Task to complete>
Go through the entries below and return every line that contains "icon".

Record set>
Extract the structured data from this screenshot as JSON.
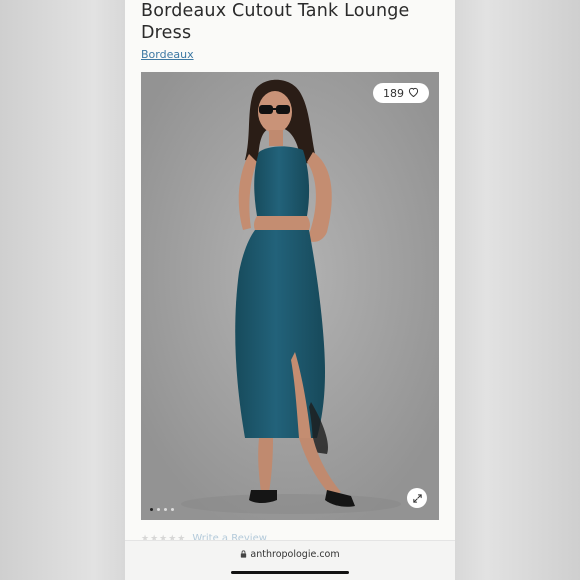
{
  "product": {
    "title": "Bordeaux Cutout Tank Lounge Dress",
    "color_link": "Bordeaux"
  },
  "gallery": {
    "favorite_count": "189",
    "favorite_icon": "heart-icon",
    "expand_icon": "expand-icon",
    "image_count": 4,
    "active_index": 0
  },
  "reviews": {
    "stars": "★★★★★",
    "write_review_label": "Write a Review"
  },
  "browser": {
    "url": "anthropologie.com",
    "lock_icon": "lock-icon"
  },
  "colors": {
    "dress": "#1f5a6e",
    "link": "#3d78a3",
    "background": "#a0a0a0"
  }
}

Exercise answer>
    "favorite_icon": "heart-icon",
    "expand_icon": "expand-icon",
    "lock_icon": "lock-icon"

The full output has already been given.